══ Data for this task ══

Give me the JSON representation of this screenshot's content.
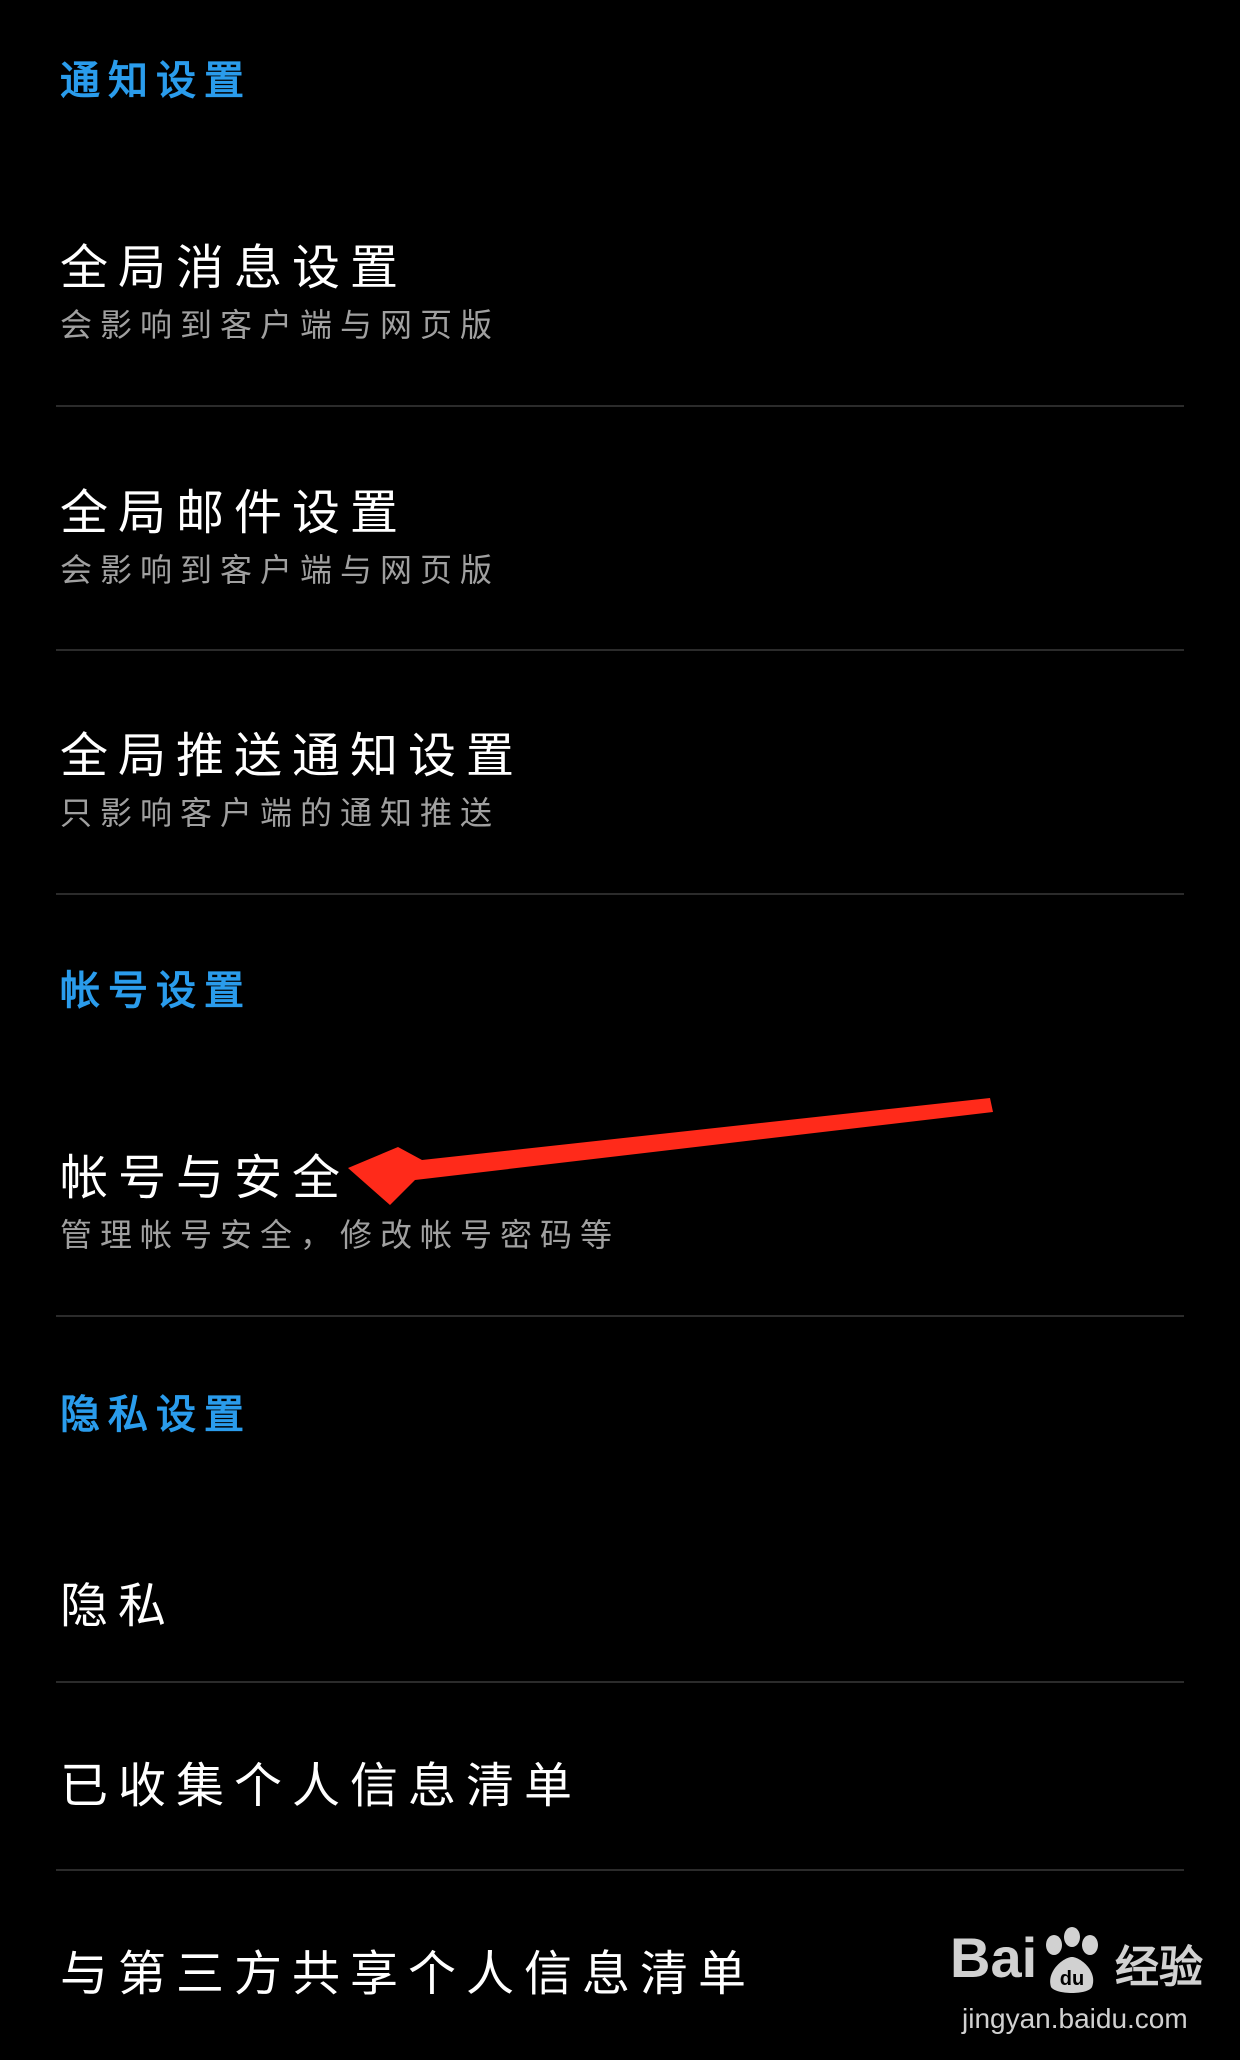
{
  "sections": {
    "notification": {
      "header": "通知设置",
      "items": [
        {
          "title": "全局消息设置",
          "subtitle": "会影响到客户端与网页版"
        },
        {
          "title": "全局邮件设置",
          "subtitle": "会影响到客户端与网页版"
        },
        {
          "title": "全局推送通知设置",
          "subtitle": "只影响客户端的通知推送"
        }
      ]
    },
    "account": {
      "header": "帐号设置",
      "items": [
        {
          "title": "帐号与安全",
          "subtitle": "管理帐号安全，修改帐号密码等"
        }
      ]
    },
    "privacy": {
      "header": "隐私设置",
      "items": [
        {
          "title": "隐私"
        },
        {
          "title": "已收集个人信息清单"
        },
        {
          "title": "与第三方共享个人信息清单"
        }
      ]
    }
  },
  "annotation": {
    "arrow_color": "#ff2a1a",
    "arrow_icon": "red-arrow-icon"
  },
  "watermark": {
    "logo_left": "Bai",
    "logo_right": "经验",
    "url": "jingyan.baidu.com"
  },
  "colors": {
    "background": "#000000",
    "section_header": "#2a9cec",
    "title": "#ffffff",
    "subtitle": "#a0a0a0",
    "divider": "#2b2b2b"
  }
}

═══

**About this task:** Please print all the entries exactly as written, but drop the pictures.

**Result of this exercise:**
Give me the JSON representation of this screenshot's content.
{
  "sections": {
    "notification": {
      "header": "通知设置",
      "items": [
        {
          "title": "全局消息设置",
          "subtitle": "会影响到客户端与网页版"
        },
        {
          "title": "全局邮件设置",
          "subtitle": "会影响到客户端与网页版"
        },
        {
          "title": "全局推送通知设置",
          "subtitle": "只影响客户端的通知推送"
        }
      ]
    },
    "account": {
      "header": "帐号设置",
      "items": [
        {
          "title": "帐号与安全",
          "subtitle": "管理帐号安全，修改帐号密码等"
        }
      ]
    },
    "privacy": {
      "header": "隐私设置",
      "items": [
        {
          "title": "隐私"
        },
        {
          "title": "已收集个人信息清单"
        },
        {
          "title": "与第三方共享个人信息清单"
        }
      ]
    }
  },
  "annotation": {
    "arrow_color": "#ff2a1a",
    "arrow_icon": "red-arrow-icon"
  },
  "watermark": {
    "logo_left": "Bai",
    "logo_right": "经验",
    "url": "jingyan.baidu.com"
  },
  "colors": {
    "background": "#000000",
    "section_header": "#2a9cec",
    "title": "#ffffff",
    "subtitle": "#a0a0a0",
    "divider": "#2b2b2b"
  }
}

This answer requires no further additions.